Post by Blog Manager Robbi Hess
Ohhhh look at that adorable puppy or kitten your friend adopted. Where did they get her? The local shelter! No kidding! Oh wow, what a beautiful, regal cat. Where did you get him? The shelter? No way! I love your Sheltie, where did you get her? A rescue? I never knew that was possible! Shelter cats and dogs and pets from rescues are ideal, loving family members. If you have your heart set on a specific breed, you can also find them at a shelter or at a breed-specific rescue.
Is that news to you? It’s not news to us or to the members in our blogging community. We love and celebrate our shelter pets every single day. I have never adopted a cat other than from a shelter or a rescue. I currently live with three shelter kitties. My daughter rescued her cat from a farmer’s market where she found this tiny kitten wandering around in the rain, asked whose he was and they said, “A stray, we’re trying to get rid of him.” She didn’t know what “get rid of him” meant, but she took him and brought him home. He was flea-ridden, had an upper respiratory infection and was a mess. Today, he is the most loving, biggest cat we have ever had in our house. He follows my daughter around the house like a puppy. When he hears her car pull into the driveway he rushes to the door to meet her. We truly believe he knows she saved his life.
We didn’t get Spenser, the dog, from a shelter, but I did rescue him. It was close to 12 years ago when the young couple who lived across the street brought home this tiny puppy, looped a chain around his neck, tied him to their car bumper and tossed a bag of dog food on the ground next to him. October in New York is typically rainy and cold. I watched this poor puppy for a day and a half struggle to get under the car out of the rain, struggle to open the dog food bag (I went and tore it open for him) and yearn for attention. On the second day I went over, started yelling at the couple and ended with the phrase, “If you don’t take care of him I’m just going to take him home right now!” They said, “Goahead.” Gulp! I walked across the street with this smallish puppy with the huge paws! Fast forward 12 years and he grew into a 125 lovable family member.
When I hold my little Calico Lucy and she snuggles in I believe she knows she is safe from the shelter that we’d adopted her from. This leads me to my list of reasons why you should adopt a shelter pet:
- I truly believe they know you saved them and the love they give you in return is immeasurable. When I look into the faces of our cats and see how happy and content they are — a far cry from how they were when we first adopted because they’d been scared from being in shelter — my heart melts.
- You save a life. According to the ASPCA, annually about 2.7 million animals are euthanized (1.2 million dogs and 1.4 million cats). That stat breaks my heart.
- Close to eight million companion animals enter shelters annually. That’s close to 4 million dogs and more than 3 million cats! Imagine the fear these pets have when they are torn from their families and put into a shelter. Adopting one of these animals gives them a second chance at life and love.

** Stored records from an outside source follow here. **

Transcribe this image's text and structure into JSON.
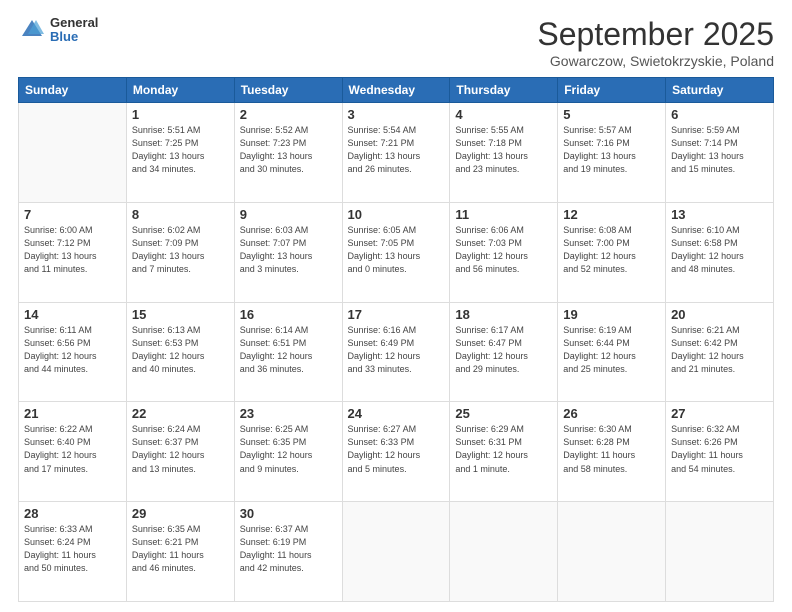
{
  "logo": {
    "general": "General",
    "blue": "Blue"
  },
  "header": {
    "title": "September 2025",
    "subtitle": "Gowarczow, Swietokrzyskie, Poland"
  },
  "days_of_week": [
    "Sunday",
    "Monday",
    "Tuesday",
    "Wednesday",
    "Thursday",
    "Friday",
    "Saturday"
  ],
  "weeks": [
    [
      {
        "day": "",
        "info": ""
      },
      {
        "day": "1",
        "info": "Sunrise: 5:51 AM\nSunset: 7:25 PM\nDaylight: 13 hours\nand 34 minutes."
      },
      {
        "day": "2",
        "info": "Sunrise: 5:52 AM\nSunset: 7:23 PM\nDaylight: 13 hours\nand 30 minutes."
      },
      {
        "day": "3",
        "info": "Sunrise: 5:54 AM\nSunset: 7:21 PM\nDaylight: 13 hours\nand 26 minutes."
      },
      {
        "day": "4",
        "info": "Sunrise: 5:55 AM\nSunset: 7:18 PM\nDaylight: 13 hours\nand 23 minutes."
      },
      {
        "day": "5",
        "info": "Sunrise: 5:57 AM\nSunset: 7:16 PM\nDaylight: 13 hours\nand 19 minutes."
      },
      {
        "day": "6",
        "info": "Sunrise: 5:59 AM\nSunset: 7:14 PM\nDaylight: 13 hours\nand 15 minutes."
      }
    ],
    [
      {
        "day": "7",
        "info": "Sunrise: 6:00 AM\nSunset: 7:12 PM\nDaylight: 13 hours\nand 11 minutes."
      },
      {
        "day": "8",
        "info": "Sunrise: 6:02 AM\nSunset: 7:09 PM\nDaylight: 13 hours\nand 7 minutes."
      },
      {
        "day": "9",
        "info": "Sunrise: 6:03 AM\nSunset: 7:07 PM\nDaylight: 13 hours\nand 3 minutes."
      },
      {
        "day": "10",
        "info": "Sunrise: 6:05 AM\nSunset: 7:05 PM\nDaylight: 13 hours\nand 0 minutes."
      },
      {
        "day": "11",
        "info": "Sunrise: 6:06 AM\nSunset: 7:03 PM\nDaylight: 12 hours\nand 56 minutes."
      },
      {
        "day": "12",
        "info": "Sunrise: 6:08 AM\nSunset: 7:00 PM\nDaylight: 12 hours\nand 52 minutes."
      },
      {
        "day": "13",
        "info": "Sunrise: 6:10 AM\nSunset: 6:58 PM\nDaylight: 12 hours\nand 48 minutes."
      }
    ],
    [
      {
        "day": "14",
        "info": "Sunrise: 6:11 AM\nSunset: 6:56 PM\nDaylight: 12 hours\nand 44 minutes."
      },
      {
        "day": "15",
        "info": "Sunrise: 6:13 AM\nSunset: 6:53 PM\nDaylight: 12 hours\nand 40 minutes."
      },
      {
        "day": "16",
        "info": "Sunrise: 6:14 AM\nSunset: 6:51 PM\nDaylight: 12 hours\nand 36 minutes."
      },
      {
        "day": "17",
        "info": "Sunrise: 6:16 AM\nSunset: 6:49 PM\nDaylight: 12 hours\nand 33 minutes."
      },
      {
        "day": "18",
        "info": "Sunrise: 6:17 AM\nSunset: 6:47 PM\nDaylight: 12 hours\nand 29 minutes."
      },
      {
        "day": "19",
        "info": "Sunrise: 6:19 AM\nSunset: 6:44 PM\nDaylight: 12 hours\nand 25 minutes."
      },
      {
        "day": "20",
        "info": "Sunrise: 6:21 AM\nSunset: 6:42 PM\nDaylight: 12 hours\nand 21 minutes."
      }
    ],
    [
      {
        "day": "21",
        "info": "Sunrise: 6:22 AM\nSunset: 6:40 PM\nDaylight: 12 hours\nand 17 minutes."
      },
      {
        "day": "22",
        "info": "Sunrise: 6:24 AM\nSunset: 6:37 PM\nDaylight: 12 hours\nand 13 minutes."
      },
      {
        "day": "23",
        "info": "Sunrise: 6:25 AM\nSunset: 6:35 PM\nDaylight: 12 hours\nand 9 minutes."
      },
      {
        "day": "24",
        "info": "Sunrise: 6:27 AM\nSunset: 6:33 PM\nDaylight: 12 hours\nand 5 minutes."
      },
      {
        "day": "25",
        "info": "Sunrise: 6:29 AM\nSunset: 6:31 PM\nDaylight: 12 hours\nand 1 minute."
      },
      {
        "day": "26",
        "info": "Sunrise: 6:30 AM\nSunset: 6:28 PM\nDaylight: 11 hours\nand 58 minutes."
      },
      {
        "day": "27",
        "info": "Sunrise: 6:32 AM\nSunset: 6:26 PM\nDaylight: 11 hours\nand 54 minutes."
      }
    ],
    [
      {
        "day": "28",
        "info": "Sunrise: 6:33 AM\nSunset: 6:24 PM\nDaylight: 11 hours\nand 50 minutes."
      },
      {
        "day": "29",
        "info": "Sunrise: 6:35 AM\nSunset: 6:21 PM\nDaylight: 11 hours\nand 46 minutes."
      },
      {
        "day": "30",
        "info": "Sunrise: 6:37 AM\nSunset: 6:19 PM\nDaylight: 11 hours\nand 42 minutes."
      },
      {
        "day": "",
        "info": ""
      },
      {
        "day": "",
        "info": ""
      },
      {
        "day": "",
        "info": ""
      },
      {
        "day": "",
        "info": ""
      }
    ]
  ]
}
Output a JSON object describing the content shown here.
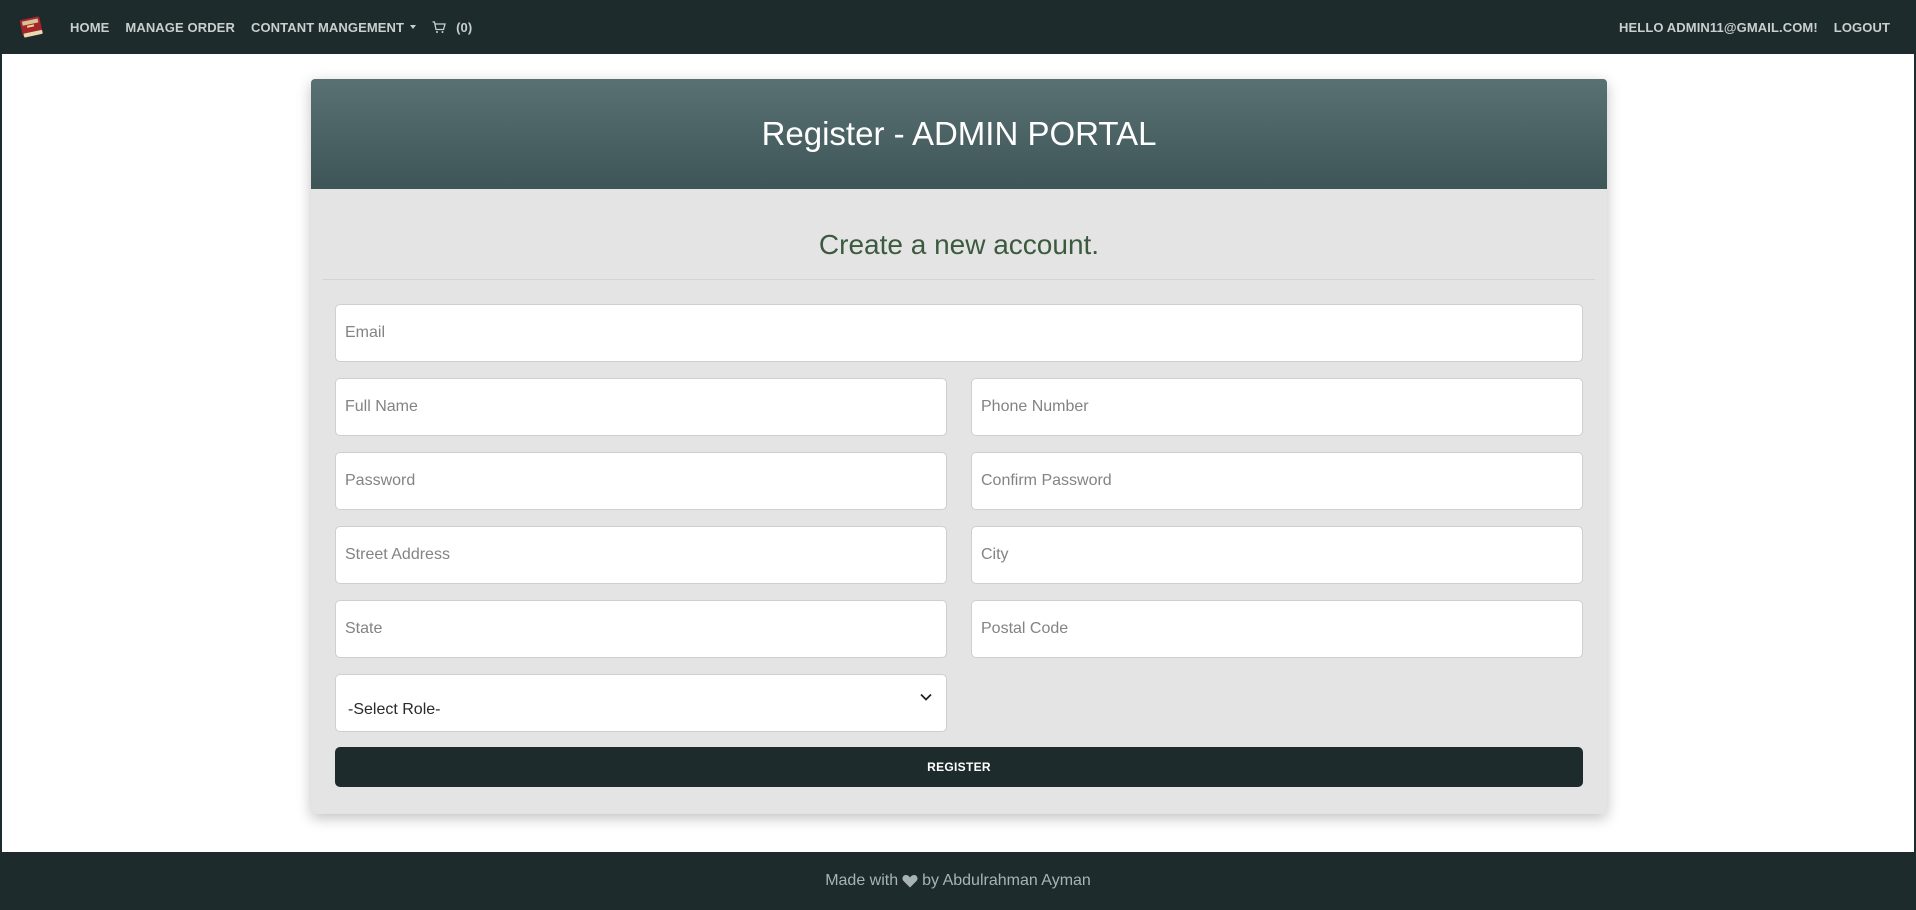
{
  "navbar": {
    "logo_icon": "book-icon",
    "items": [
      {
        "label": "HOME"
      },
      {
        "label": "MANAGE ORDER"
      },
      {
        "label": "CONTANT MANGEMENT"
      }
    ],
    "cart_count": "(0)",
    "greeting": "HELLO ADMIN11@GMAIL.COM!",
    "logout": "LOGOUT"
  },
  "card": {
    "header_title": "Register - ADMIN PORTAL",
    "subtitle": "Create a new account."
  },
  "form": {
    "email_placeholder": "Email",
    "full_name_placeholder": "Full Name",
    "phone_placeholder": "Phone Number",
    "password_placeholder": "Password",
    "confirm_password_placeholder": "Confirm Password",
    "street_placeholder": "Street Address",
    "city_placeholder": "City",
    "state_placeholder": "State",
    "postal_placeholder": "Postal Code",
    "role_selected": "-Select Role-",
    "register_label": "REGISTER"
  },
  "footer": {
    "made_with": "Made with",
    "by": "by Abdulrahman Ayman"
  },
  "colors": {
    "navbar_bg": "#1d2b2d",
    "header_gradient_top": "#5a7173",
    "header_gradient_bottom": "#3e5558",
    "subtitle_color": "#3b5a3e",
    "card_bg": "#e4e4e4"
  }
}
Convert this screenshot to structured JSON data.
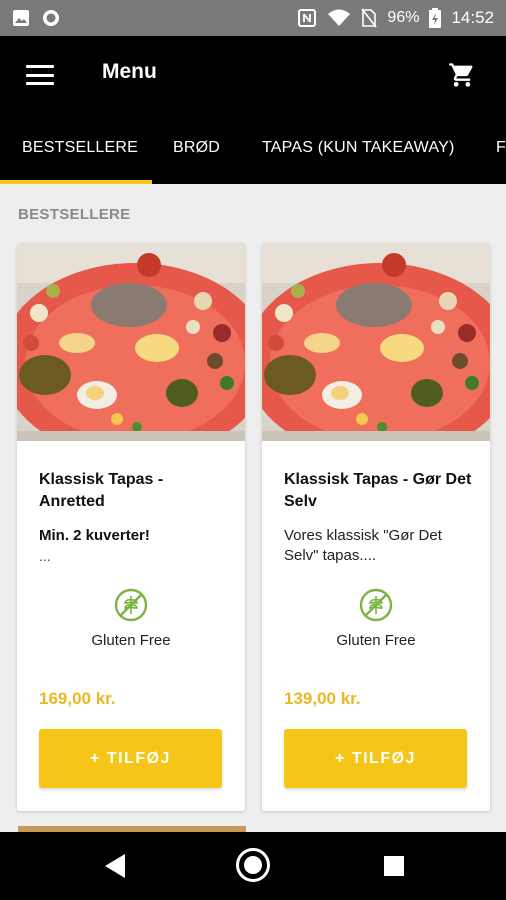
{
  "status_bar": {
    "battery": "96%",
    "time": "14:52",
    "icons": [
      "image-icon",
      "record-icon",
      "nfc-icon",
      "wifi-icon",
      "no-sim-icon",
      "battery-icon"
    ]
  },
  "app_bar": {
    "title": "Menu",
    "icons": [
      "hamburger-menu-icon",
      "shopping-cart-icon"
    ]
  },
  "tabs": [
    {
      "label": "BESTSELLERE",
      "active": true
    },
    {
      "label": "BRØD",
      "active": false
    },
    {
      "label": "TAPAS (KUN TAKEAWAY)",
      "active": false
    },
    {
      "label": "F",
      "active": false
    }
  ],
  "section": {
    "title": "BESTSELLERE"
  },
  "products": [
    {
      "title": "Klassisk Tapas - Anretted",
      "description": "Min. 2 kuverter!",
      "description_bold": true,
      "ellipsis": "...",
      "badge_label": "Gluten Free",
      "price": "169,00 kr.",
      "button_label": "+ TILFØJ"
    },
    {
      "title": "Klassisk Tapas - Gør Det Selv",
      "description": "Vores klassisk \"Gør Det Selv\" tapas....",
      "description_bold": false,
      "ellipsis": "",
      "badge_label": "Gluten Free",
      "price": "139,00 kr.",
      "button_label": "+ TILFØJ"
    }
  ],
  "colors": {
    "accent": "#f5c518",
    "price": "#e8b923",
    "app_bar": "#000000",
    "background": "#eeeeee",
    "gluten_free_green": "#7cb342"
  },
  "nav_bar": {
    "icons": [
      "back-icon",
      "home-icon",
      "recents-icon"
    ]
  }
}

- Many shelter pets are up to date on vaccines, have been spayed and neutered and still others are microchipped. This means you will save some money on upfront veterinarian costs.
- If you adopt an older shelter dog, he or she may already be house trained. The shelter staff will have “tested” his or her personality and you will be adopting a pet whose already grown into his personality. An older cat is calmer and less likely to shred the toilet paper or climb the curtains when you’re at work than a kitten would!
- Remember, your newly adopted pet won’t care if you decide to not shower on a Sunday and just lie around in pajamas watching football all day. In fact, he or she would love to be your snuggle buddy on this kind of a weekend!
- Overcrowding is a very real and continual problem at shelters. If you adopt you free space in the shelter for another pet who may be in need and you could also help reduce overcrowding.
- If you don’t like veggies and you have a dog, you could slip your broccoli to him! Many vegetables are great for pets and many pets love them.
- Did you have a bad day at work? If you have a pet, you have someone who will listen to you while you complain about your co-workers and will also be there to offer a non-judgmental ear.
- Simply stroking your pets fur has been shown to significantly lower your blood pressure and relieve stress.
- Packing on the pounds? If you sit a lot for your job it’s easy to do that. But if you have a pet you will be “forced” to be active. Your pet will need exercise. He will urge you to take longer walks in the woods. She will be so thrilled at getting out and smelling the outdoorsy smells that you simply won’t want to be sedentary. Your pet’s enthusiasm will be contagious!
- Adopting means you are not supporting backyard breeders or puppy mills.
- You could save money on your electricity bills if you snuggle up with your pet on the couch or in bed!
- Unconditional love. That is what you get from your pet each and every day. They don’t care if you have your mascara on. They don’t care if you are in a bad mood. They don’t care if you’re not a great cook. They love you no matter what. There is no greater gift.
What other reasons could you add to the list for the reasons you support pet adoption? Please share in the comments below!
(Photos all of my adopted pets. Clyde as a kitten, Parker and Clyde on the couch, Clyde on my daughter’s back, Spenser in the yard and Lucy being kooky)